Website and app data records
== Segment start ==

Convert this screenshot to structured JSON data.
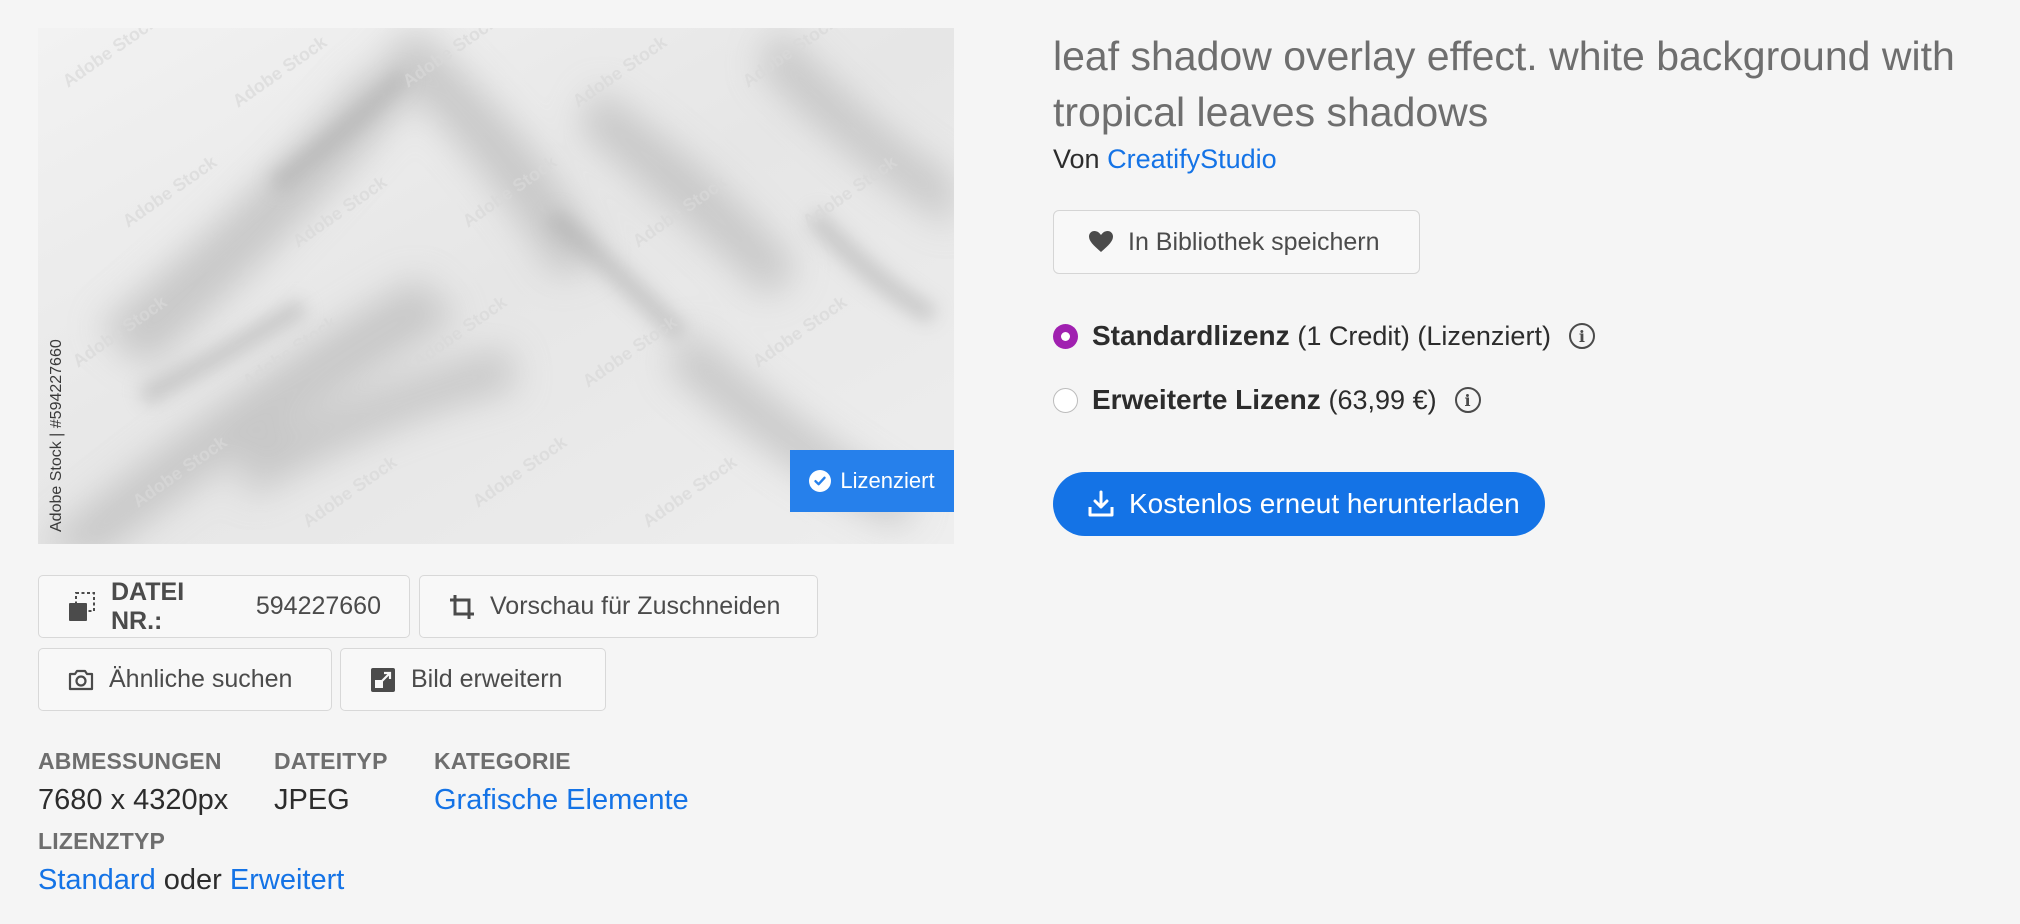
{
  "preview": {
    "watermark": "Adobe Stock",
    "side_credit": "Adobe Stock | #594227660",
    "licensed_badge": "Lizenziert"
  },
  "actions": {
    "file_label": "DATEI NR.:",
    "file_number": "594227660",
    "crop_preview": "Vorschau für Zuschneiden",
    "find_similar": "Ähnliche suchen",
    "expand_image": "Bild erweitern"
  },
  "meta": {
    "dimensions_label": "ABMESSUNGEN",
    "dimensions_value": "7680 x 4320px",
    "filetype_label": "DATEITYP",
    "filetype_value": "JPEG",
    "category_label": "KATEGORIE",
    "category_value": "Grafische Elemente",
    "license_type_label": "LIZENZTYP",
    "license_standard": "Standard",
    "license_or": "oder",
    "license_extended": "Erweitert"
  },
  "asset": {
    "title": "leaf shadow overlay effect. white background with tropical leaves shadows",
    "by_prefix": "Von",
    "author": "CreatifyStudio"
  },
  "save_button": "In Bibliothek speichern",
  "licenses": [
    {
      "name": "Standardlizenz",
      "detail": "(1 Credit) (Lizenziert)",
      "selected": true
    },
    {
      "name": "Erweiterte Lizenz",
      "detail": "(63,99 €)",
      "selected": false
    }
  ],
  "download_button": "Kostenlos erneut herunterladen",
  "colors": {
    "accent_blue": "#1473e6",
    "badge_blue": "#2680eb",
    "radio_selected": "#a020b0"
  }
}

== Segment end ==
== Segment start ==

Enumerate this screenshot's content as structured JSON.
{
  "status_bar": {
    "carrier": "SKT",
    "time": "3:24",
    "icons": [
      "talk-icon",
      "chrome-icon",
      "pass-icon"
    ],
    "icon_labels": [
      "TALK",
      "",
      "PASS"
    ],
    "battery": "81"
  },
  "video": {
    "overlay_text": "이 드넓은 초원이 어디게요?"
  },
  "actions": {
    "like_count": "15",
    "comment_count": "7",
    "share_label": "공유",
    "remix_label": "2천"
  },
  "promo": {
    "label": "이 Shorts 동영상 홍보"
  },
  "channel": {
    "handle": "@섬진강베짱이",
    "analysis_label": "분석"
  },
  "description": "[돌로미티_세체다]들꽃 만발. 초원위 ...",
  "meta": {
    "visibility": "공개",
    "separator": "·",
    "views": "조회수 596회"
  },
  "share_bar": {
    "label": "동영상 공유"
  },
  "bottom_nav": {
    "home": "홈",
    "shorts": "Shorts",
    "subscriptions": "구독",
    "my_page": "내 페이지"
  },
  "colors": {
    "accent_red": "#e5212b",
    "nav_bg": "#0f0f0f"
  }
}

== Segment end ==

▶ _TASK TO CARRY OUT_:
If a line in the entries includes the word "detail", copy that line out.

▶ _RESULT_:
      "detail": "(1 Credit) (Lizenziert)",
      "detail": "(63,99 €)",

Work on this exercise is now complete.